The restaurants have become extremely successful, in terms of offering rehabilitation and training for prisoners as well as proving popular with the public. Her Majesty’s Prison Services (HMPS) is supporting The Clink Charity in their bid to set up 10 Clink restaurants by 2017.

The project at Brixton was overseen by Project Managers and Principal Contractor Mitie. Adam Al-Shemmeri, assistant project manager for Mitie commented:

“Working on this project at HMP Brixton was a fantastic opportunity to showcase the work Mitie are undertaking as part of a successful TFM contract on the wider MoJ Estate. We have proven the flexibility of Mitie as a TFM provider to successfully deliver major project works whilst engaged in all facets of the routine maintenance.”

Before the fit out could commence, many of its unsympathetic services, partition walls, suspended ceilings and decoration were removed to reinstate the building’s original floor plan as much as possible. The result is a light and open restaurant area, which has been furnished with contemporary fixtures and fittings made by prisoners from HMP Frankland in Durham. Externally, any damaged brickwork was repaired and the clock on top of the north elevation has been restored.

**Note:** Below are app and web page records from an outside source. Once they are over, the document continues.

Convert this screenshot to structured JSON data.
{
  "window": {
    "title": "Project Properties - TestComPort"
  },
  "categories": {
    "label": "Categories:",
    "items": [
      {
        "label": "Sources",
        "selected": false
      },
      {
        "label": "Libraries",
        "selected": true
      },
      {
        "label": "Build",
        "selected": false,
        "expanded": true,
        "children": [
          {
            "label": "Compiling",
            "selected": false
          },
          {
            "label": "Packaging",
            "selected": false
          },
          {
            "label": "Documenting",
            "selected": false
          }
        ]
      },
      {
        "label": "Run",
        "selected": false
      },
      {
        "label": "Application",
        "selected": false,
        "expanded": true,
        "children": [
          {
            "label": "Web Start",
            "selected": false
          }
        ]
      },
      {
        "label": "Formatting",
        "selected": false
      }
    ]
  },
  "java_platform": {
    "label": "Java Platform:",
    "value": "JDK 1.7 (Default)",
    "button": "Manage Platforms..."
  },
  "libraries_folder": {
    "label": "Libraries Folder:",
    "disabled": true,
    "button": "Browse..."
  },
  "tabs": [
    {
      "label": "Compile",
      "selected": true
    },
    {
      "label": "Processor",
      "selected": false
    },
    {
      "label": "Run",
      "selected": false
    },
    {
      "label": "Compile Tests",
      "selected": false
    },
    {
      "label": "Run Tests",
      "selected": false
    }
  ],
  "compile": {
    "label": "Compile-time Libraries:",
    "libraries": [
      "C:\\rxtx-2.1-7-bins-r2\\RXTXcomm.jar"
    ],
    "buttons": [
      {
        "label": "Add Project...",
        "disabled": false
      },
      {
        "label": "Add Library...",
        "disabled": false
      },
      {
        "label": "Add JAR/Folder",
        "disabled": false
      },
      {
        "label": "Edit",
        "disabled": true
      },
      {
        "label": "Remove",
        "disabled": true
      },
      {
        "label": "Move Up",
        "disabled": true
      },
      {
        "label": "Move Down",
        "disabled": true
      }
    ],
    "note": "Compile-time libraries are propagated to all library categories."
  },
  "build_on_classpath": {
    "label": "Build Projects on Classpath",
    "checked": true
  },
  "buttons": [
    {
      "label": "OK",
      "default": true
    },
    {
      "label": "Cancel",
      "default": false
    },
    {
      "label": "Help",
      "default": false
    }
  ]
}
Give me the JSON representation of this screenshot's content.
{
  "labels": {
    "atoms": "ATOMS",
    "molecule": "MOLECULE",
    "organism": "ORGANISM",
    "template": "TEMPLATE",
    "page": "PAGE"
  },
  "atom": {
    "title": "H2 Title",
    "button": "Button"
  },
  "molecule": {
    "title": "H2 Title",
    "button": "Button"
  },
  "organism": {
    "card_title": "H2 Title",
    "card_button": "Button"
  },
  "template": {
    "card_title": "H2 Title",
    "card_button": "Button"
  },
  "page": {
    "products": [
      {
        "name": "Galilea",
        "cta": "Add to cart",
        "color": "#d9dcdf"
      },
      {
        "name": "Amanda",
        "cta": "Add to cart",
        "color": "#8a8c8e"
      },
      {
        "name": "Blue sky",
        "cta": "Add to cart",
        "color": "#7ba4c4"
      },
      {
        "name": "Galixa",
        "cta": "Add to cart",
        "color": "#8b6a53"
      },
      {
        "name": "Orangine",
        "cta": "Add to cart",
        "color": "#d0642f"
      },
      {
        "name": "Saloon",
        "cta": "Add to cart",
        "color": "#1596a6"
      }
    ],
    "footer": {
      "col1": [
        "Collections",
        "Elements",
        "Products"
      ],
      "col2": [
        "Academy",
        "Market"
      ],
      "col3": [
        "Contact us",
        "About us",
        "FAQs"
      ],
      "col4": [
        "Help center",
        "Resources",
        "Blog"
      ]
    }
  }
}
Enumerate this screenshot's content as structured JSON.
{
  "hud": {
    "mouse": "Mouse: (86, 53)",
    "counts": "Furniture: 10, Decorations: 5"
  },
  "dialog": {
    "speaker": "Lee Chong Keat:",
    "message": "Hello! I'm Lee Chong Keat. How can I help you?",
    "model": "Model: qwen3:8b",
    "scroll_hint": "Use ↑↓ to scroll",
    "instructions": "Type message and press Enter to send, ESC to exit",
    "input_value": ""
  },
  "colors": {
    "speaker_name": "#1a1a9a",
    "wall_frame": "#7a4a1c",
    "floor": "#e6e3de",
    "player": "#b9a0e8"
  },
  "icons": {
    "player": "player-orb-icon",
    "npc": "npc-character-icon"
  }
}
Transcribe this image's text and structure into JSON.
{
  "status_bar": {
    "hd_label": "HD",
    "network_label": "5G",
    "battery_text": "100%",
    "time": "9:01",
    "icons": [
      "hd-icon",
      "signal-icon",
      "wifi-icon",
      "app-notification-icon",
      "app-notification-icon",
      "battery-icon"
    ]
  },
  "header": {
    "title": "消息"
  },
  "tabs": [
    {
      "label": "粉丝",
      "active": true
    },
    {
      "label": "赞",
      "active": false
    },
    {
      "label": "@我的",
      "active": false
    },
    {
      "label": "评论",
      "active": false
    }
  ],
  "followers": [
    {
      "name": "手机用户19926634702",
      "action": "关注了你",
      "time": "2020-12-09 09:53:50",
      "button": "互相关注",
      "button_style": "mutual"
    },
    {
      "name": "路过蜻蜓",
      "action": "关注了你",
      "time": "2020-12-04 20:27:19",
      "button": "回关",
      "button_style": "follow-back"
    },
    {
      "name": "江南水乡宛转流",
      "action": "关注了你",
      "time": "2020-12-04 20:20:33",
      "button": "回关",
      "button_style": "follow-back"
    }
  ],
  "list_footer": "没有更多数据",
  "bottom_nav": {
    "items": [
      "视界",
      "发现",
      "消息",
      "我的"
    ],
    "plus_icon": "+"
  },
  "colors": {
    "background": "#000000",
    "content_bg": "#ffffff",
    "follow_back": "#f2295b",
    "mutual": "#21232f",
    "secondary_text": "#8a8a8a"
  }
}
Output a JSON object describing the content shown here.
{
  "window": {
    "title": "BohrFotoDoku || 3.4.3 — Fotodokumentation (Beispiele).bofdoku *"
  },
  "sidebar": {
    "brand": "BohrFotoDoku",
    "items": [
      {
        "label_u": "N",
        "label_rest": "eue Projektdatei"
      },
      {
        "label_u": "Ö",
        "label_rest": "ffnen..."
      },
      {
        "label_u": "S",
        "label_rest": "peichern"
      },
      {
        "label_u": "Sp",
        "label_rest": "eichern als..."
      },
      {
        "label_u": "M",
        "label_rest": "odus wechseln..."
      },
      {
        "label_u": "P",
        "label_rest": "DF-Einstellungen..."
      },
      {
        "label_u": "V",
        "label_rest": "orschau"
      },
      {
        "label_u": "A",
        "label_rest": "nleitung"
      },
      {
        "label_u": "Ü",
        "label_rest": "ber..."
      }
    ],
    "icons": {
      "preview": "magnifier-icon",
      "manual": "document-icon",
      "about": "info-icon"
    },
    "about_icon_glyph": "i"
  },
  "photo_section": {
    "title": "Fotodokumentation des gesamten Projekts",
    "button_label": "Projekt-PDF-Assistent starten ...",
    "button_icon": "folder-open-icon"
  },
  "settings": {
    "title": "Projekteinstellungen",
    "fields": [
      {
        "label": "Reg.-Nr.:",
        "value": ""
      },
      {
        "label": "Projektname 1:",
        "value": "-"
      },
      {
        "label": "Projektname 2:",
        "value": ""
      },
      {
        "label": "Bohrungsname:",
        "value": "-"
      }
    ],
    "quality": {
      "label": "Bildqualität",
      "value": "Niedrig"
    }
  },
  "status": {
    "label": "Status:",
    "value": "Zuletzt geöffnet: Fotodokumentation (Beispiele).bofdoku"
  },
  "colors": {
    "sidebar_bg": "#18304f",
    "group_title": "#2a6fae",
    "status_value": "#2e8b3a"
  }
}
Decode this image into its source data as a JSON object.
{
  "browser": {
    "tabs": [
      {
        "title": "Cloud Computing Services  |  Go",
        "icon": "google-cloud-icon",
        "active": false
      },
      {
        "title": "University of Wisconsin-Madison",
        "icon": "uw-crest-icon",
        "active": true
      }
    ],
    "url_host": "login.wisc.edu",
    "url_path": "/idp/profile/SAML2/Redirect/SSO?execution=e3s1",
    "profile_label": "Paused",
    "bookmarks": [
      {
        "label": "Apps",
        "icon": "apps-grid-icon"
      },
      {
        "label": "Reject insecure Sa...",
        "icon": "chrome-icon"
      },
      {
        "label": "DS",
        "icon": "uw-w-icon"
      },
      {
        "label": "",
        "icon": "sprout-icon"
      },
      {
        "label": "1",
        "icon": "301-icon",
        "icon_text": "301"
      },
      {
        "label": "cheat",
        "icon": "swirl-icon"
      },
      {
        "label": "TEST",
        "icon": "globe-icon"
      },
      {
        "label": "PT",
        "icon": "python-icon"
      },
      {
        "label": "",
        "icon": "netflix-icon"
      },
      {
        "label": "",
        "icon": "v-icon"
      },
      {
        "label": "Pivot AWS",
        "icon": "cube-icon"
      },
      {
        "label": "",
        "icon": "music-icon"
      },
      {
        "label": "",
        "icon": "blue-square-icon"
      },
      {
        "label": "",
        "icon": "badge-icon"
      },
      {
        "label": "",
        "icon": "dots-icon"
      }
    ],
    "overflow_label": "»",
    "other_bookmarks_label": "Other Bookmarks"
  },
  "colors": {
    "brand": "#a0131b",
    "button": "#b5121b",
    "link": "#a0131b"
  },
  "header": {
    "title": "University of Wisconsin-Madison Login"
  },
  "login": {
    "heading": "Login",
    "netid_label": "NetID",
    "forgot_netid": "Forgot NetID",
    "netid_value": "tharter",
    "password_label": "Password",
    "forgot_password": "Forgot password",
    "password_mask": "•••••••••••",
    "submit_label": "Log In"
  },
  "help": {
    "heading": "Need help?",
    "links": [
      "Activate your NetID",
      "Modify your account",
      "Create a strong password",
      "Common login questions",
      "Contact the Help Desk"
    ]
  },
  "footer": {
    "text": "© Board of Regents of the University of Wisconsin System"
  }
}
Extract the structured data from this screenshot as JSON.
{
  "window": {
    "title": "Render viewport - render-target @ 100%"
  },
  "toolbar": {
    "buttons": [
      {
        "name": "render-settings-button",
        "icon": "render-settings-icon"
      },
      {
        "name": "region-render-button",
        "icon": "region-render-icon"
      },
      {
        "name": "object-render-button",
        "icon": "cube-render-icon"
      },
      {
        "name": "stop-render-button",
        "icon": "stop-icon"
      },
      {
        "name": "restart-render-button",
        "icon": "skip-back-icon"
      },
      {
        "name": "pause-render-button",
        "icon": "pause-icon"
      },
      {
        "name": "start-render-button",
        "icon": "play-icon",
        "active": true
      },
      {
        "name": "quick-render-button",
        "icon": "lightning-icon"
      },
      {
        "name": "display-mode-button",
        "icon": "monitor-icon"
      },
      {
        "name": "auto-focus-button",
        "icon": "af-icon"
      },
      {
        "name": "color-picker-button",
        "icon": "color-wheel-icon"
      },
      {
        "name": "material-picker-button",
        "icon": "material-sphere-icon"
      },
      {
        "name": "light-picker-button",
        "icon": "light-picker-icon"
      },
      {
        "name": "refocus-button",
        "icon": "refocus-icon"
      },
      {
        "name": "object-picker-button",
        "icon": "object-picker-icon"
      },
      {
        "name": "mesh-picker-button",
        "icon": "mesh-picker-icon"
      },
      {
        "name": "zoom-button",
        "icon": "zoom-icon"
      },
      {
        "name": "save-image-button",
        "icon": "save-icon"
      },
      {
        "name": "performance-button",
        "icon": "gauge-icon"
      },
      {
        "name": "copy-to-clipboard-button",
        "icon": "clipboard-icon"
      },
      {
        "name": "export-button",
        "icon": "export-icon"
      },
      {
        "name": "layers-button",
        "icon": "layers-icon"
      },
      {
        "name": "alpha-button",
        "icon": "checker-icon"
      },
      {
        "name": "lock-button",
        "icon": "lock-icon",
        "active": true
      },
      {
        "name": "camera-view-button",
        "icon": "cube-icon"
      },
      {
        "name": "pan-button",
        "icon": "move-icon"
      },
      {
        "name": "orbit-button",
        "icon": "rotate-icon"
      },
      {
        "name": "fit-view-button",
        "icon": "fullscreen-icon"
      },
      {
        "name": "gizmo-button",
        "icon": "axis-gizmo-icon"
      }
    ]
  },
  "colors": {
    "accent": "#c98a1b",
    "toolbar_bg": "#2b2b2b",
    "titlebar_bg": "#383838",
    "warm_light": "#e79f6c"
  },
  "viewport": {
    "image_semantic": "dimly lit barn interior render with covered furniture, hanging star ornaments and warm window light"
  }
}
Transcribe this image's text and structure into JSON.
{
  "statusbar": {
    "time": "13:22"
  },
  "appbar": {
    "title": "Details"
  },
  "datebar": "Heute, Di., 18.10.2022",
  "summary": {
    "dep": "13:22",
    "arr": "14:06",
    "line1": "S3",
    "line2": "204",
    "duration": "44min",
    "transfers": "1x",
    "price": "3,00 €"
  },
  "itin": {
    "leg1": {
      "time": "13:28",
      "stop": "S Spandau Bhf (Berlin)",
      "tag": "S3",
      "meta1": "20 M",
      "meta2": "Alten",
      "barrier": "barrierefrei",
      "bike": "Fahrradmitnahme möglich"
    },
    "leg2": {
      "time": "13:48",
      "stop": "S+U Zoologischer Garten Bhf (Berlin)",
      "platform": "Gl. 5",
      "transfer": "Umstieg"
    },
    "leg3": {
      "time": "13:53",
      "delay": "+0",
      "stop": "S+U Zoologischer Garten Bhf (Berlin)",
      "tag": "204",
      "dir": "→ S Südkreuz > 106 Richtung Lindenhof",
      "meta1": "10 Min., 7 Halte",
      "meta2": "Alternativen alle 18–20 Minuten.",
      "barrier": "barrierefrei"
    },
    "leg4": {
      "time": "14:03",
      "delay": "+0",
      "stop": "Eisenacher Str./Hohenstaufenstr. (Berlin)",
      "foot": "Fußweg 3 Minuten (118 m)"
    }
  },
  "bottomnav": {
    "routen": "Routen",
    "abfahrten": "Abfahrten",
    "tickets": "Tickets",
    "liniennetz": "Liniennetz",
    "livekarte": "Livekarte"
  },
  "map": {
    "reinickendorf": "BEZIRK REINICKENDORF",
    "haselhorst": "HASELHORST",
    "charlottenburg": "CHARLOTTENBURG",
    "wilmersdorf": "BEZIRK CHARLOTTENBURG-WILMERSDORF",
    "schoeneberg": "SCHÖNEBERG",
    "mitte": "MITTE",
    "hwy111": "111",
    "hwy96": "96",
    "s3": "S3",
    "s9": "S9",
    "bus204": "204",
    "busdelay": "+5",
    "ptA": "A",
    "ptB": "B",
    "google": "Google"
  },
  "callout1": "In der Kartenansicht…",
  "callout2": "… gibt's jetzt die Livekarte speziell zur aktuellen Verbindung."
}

Work on site took four months, though there was a short setback as the project approached practical completion in early February. Due to heavy rainfall, the roof collapsed flooding the interior. Fortunately the damage was minimal and the contractor was able to respond quickly and reinstate the affected areas.

Associate, Martin Dunseath from Purcell said:

“The Clink Charity is playing a very active role in the rehabilitation and training of prisoners while at the same time is benefitting the wider community by introducing new restaurant facilities. The Clink restaurant at Brixton prison has given new purpose to what was an underused listed building and I hope this will encourage other prisons to consider the alternative uses for their existing building stock.”

Chris Moore, chief executive of The Clink Charity commented:

“The transformation of the Governors House is really quite remarkable. The restaurant, meeting rooms and private dining area are something that you would expect to see in central London, not in the centre of Brixton prison and something we are hugely proud of. Not only does the transformation of the site mean we can continue to expand our programme to reduce reoffending, training and releasing qualified ex-offenders into the hospitality industry but it means we can also change the general public’s perception of rehabilitation programmes.”